Last year, over $517 billion USD was spent online in the States, representing a 15% increase from the previous year, according to recent figures. There are clear opportunities for the performance marketing industry, especially for players with new and innovative approaches. However, starting out in a new territory isn’t often straightforward. While it is incredibly important to have a solid strategy, it’s also important to be flexible enough to deal with the inevitable bumps in the road. Here I share our key learnings from the perspective of an established business that launched in five new markets in the last twelve months, one of those being the US.

Building relationships 

When entering a new market or launching a new business, existing relationships can be an enormous help to get your company known in the industry on a local level, gain essential insights and establish new relationships with key stakeholders. In the beginning, other players may not be familiar with your business so referrals are the key to start gaining trust.  

As someone who has launched our projects in two new markets, I have seen that first hand that building and maintaining relationships is key. In the performance marketing industry, it is not uncommon for contacts to leave one company and join another working in a similar niche. Maintain your relationships because they can make a difference. Additionally, having a proven reputation in Europe and long-term relationships with global advertisers have also helped us establish collaborations in the US. You could also consider using your contacts to uncover market insights that may not be otherwise readily available. 

However, leveraging existing contacts may not always be an option for your business and you will need to develop new relationships.

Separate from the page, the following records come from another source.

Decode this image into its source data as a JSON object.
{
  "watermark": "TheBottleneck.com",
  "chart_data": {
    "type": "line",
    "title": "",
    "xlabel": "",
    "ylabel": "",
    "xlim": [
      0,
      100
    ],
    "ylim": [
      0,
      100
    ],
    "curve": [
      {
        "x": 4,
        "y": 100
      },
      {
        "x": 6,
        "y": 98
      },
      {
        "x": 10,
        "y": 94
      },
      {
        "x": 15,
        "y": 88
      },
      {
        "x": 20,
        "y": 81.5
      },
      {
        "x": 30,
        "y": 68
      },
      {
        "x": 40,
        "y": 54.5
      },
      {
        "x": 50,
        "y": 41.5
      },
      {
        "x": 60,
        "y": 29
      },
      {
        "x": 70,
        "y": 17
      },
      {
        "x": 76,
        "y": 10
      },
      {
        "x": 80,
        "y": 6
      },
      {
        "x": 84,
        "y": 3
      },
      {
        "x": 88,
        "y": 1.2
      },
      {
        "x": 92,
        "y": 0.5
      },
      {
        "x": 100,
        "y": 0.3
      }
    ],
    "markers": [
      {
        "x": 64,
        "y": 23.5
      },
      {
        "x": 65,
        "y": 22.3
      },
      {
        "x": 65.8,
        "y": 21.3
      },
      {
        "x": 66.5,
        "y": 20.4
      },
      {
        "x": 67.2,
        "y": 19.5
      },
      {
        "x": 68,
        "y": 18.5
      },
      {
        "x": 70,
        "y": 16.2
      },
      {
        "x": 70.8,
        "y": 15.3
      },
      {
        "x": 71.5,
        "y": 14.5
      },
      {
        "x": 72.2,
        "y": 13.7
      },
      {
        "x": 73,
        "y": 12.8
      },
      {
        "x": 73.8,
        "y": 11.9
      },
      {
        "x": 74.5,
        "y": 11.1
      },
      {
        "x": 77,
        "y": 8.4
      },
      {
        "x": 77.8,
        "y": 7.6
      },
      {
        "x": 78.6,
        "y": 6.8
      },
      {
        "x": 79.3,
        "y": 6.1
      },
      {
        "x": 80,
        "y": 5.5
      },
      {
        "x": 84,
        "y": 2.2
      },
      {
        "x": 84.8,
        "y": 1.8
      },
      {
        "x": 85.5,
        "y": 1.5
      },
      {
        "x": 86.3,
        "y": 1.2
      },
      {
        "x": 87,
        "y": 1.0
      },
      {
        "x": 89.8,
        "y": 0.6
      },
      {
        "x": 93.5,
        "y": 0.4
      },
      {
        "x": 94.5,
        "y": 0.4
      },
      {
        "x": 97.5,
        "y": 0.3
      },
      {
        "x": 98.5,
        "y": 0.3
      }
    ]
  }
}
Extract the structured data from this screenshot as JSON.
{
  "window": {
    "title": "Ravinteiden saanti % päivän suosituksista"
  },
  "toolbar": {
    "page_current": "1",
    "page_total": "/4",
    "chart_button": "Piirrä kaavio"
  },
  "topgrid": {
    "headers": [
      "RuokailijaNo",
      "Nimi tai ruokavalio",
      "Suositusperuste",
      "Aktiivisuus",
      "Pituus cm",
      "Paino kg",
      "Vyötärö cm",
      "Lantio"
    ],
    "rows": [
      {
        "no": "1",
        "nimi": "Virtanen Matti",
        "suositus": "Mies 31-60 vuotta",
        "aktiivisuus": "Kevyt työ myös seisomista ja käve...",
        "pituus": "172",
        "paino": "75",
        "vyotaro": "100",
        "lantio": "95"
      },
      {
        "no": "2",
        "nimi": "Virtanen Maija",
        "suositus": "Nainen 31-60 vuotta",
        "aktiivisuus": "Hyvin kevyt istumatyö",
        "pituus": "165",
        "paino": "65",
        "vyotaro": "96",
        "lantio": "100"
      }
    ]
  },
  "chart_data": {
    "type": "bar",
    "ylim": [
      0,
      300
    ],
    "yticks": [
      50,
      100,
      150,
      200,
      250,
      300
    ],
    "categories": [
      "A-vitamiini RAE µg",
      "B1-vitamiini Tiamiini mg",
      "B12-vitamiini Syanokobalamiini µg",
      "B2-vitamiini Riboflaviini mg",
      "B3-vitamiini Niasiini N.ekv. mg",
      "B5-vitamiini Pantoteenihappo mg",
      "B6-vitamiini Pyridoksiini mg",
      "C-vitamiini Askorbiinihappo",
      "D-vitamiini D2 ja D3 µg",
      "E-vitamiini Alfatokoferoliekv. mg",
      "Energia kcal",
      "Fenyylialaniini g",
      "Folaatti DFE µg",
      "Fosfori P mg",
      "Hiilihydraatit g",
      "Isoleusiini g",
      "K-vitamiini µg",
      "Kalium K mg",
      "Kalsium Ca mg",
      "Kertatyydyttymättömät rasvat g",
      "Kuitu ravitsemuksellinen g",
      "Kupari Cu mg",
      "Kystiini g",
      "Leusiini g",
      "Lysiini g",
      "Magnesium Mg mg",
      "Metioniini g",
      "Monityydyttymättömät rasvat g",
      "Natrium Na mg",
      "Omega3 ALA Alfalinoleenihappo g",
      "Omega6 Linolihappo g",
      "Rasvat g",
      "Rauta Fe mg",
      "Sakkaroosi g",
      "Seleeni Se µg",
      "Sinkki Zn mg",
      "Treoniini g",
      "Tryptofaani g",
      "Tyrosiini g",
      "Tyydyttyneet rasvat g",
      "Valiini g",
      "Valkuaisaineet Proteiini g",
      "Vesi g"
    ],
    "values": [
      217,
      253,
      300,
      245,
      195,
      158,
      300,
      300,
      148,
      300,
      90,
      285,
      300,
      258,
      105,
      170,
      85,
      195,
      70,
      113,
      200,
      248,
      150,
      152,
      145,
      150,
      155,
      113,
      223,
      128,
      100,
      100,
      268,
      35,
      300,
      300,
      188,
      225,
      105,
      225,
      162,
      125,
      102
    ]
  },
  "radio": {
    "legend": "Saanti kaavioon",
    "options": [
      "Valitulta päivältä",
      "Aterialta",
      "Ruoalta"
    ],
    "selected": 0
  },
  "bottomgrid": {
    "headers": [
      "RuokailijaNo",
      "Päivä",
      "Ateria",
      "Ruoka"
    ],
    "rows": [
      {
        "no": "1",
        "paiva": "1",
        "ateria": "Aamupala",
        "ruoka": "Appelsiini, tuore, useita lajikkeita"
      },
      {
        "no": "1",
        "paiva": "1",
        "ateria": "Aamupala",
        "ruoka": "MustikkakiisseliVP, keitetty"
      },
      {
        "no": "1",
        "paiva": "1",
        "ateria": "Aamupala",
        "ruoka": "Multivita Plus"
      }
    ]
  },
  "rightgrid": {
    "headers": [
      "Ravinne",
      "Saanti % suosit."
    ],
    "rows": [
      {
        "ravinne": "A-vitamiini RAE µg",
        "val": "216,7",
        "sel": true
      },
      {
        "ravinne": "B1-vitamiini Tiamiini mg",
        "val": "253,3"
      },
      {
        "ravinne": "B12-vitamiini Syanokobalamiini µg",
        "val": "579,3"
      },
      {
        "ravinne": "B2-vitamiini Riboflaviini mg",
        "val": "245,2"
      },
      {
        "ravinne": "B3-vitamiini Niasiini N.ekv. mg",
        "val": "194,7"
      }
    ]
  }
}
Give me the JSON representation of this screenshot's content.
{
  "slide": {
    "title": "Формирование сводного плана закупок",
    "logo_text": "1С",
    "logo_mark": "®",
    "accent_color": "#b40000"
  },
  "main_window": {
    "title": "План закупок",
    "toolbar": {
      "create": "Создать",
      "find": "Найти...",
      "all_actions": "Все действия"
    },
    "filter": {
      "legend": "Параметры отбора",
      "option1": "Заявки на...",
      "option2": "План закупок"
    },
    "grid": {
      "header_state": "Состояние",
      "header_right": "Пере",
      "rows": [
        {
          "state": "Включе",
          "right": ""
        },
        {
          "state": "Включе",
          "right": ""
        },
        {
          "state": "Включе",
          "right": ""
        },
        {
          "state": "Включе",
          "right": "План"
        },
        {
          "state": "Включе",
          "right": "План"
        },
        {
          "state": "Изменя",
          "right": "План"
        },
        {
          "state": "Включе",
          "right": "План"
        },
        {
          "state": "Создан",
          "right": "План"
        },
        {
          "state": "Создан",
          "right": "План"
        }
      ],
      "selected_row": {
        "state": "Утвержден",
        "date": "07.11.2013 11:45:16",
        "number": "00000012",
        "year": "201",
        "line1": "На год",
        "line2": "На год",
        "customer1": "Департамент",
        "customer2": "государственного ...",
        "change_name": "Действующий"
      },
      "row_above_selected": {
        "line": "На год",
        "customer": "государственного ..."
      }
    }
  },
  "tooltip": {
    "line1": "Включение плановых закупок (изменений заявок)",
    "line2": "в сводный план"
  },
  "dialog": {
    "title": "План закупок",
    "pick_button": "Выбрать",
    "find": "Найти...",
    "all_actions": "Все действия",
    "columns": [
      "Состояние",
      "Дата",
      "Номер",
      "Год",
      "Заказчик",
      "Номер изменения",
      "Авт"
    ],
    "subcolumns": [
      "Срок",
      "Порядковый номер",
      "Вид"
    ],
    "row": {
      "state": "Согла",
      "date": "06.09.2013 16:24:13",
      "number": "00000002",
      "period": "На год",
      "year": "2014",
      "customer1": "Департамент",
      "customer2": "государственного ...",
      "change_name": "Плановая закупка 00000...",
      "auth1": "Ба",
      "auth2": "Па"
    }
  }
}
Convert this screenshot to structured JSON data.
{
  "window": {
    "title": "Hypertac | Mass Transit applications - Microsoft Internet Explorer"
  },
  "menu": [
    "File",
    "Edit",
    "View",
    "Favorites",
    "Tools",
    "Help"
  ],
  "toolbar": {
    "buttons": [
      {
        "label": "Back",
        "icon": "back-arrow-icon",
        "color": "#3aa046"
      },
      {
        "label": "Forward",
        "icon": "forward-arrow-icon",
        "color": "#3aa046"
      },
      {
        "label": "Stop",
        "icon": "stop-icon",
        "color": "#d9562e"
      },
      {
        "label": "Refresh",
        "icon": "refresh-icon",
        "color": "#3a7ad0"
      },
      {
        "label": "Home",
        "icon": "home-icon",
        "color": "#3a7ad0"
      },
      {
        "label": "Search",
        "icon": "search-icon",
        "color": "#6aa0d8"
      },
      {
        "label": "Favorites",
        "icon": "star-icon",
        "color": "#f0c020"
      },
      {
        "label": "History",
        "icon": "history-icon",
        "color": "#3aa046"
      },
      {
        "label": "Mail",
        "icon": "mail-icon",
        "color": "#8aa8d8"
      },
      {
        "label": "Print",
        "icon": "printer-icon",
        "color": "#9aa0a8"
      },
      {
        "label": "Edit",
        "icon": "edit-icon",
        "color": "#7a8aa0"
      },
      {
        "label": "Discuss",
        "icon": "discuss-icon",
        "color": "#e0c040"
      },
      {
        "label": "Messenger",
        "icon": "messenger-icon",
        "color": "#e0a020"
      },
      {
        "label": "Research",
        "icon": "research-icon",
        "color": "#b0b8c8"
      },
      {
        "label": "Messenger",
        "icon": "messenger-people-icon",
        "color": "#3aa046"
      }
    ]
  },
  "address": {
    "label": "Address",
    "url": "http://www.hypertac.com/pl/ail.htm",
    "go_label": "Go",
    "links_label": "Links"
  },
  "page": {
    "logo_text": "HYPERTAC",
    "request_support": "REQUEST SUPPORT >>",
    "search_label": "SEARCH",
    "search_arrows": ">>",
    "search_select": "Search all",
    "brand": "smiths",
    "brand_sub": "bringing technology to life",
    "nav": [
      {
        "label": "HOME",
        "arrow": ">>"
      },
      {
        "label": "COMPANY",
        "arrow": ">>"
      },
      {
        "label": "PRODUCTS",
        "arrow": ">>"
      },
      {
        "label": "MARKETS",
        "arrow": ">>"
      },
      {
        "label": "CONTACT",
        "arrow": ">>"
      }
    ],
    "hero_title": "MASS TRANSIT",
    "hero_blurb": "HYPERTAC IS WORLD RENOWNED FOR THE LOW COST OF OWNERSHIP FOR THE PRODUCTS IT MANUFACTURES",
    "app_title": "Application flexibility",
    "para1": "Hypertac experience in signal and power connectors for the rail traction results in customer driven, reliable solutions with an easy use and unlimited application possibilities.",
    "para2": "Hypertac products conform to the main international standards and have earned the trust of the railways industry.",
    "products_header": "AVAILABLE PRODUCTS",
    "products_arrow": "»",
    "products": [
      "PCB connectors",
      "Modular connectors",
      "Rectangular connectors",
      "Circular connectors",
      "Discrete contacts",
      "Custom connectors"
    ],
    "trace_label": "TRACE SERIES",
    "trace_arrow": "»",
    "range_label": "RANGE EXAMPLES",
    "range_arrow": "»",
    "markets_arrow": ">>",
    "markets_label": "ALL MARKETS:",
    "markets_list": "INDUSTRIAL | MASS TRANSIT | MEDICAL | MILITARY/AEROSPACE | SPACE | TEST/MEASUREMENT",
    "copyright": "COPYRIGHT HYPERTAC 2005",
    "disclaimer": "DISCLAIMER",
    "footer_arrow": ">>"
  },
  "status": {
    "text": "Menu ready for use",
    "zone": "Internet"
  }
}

It’s essential that you know your value proposition and how your business would benefit a potential partner. You will need to be able to demonstrate these benefits in your communication and use a customised approach with each potential partner. As an example, our diverse portfolio of projects with media companies helps us to offer a tailored service to each brand. 

It’s important to pay special attention to the ways that customs may differ and adapt your approach to your new context. For example, in some markets partner meetings may be more casual and take place over drinks in a pub, whereas in the US, while face-to-face meetings may also take place over dinner and drinks, they are often slightly more formal than in the UK.

Finding the right people for your team

Building a high-performance team is pivotal to the success of any business. However, when starting from scratch, it is paramount to find the right people with the skills and mindset. They will be essential to delivering the very best results for your partners. It’s important to make the most of internal expertise where possible. In my case, I had already launched Savings United projects in the UK, from a content perspective, and achieved market-leading results. So I have the know-how to do the same for our projects in the US.

Consider hiring employees located in relevant regions, even if you don’t yet have established office locations in the new market. This can be accomplished by hiring remote employees. Studies have shown that employing remote workers can increase productivity, plus it is particularly important for your partner-facing team members to be located near your partners for in-person meetings. As someone who works with a team across 3 different time zones, I can speak from personal experience that remote employees tend to be just as productive as their office-based counterparts. It is also crucial to ensure you have team members in specific time zones so that partner requests can be managed efficiently and in a timely manner.

Making new hires in a new region can be tricky. Use your existing contacts to connect with potential candidates. In cases where this isn’t a readily available option, you could consider using employee referrals. With our team members coming from all over the world, we have received recommendations for potential new hires in the regions. This type of referral can be invaluable since a current employee is only likely to suggest someone who is talented and who they think would fit into the culture of your organisation.

Develop a nuanced understanding of the market

Each market is different and shopping behaviours can vary by region and country. What has worked for you in one market may not work in another. It is critical to have team members situated in your local market who understand consumers, trends and the partners you will be working with. In addition, you should take advantage of the content created and shared by thought leaders in your niche, including white papers and case studies, and attend industry conferences to deepen your knowledge of the sector. This will allow you to not only network with current and potential partners but also attend sessions and panels from experts in the space.

Use the right terminology

Even in markets where the official language is the same, such as the UK and the US, there are still likely to be variations in the preferred terms used by consumers and in business. So for example, while voucher code is the most commonly used term in the UK, coupon is the preferred term stateside. It’s important to tailor the way you describe and talk about your offering in order to cater to local variations and attract local business.

Going into a new market is an incredibly exciting period for any company. Although preparation is key, you will need to be ready to respond and quickly adapt to any unexpected events that may pose a challenge to your success. Your team is your most valuable asset. Choose your people wisely and support them while giving them autonomy so that they take responsibility for their work and decisions. Also, put in the background work to understand new customers and focus on their needs. Your unique proposition will make you stand out.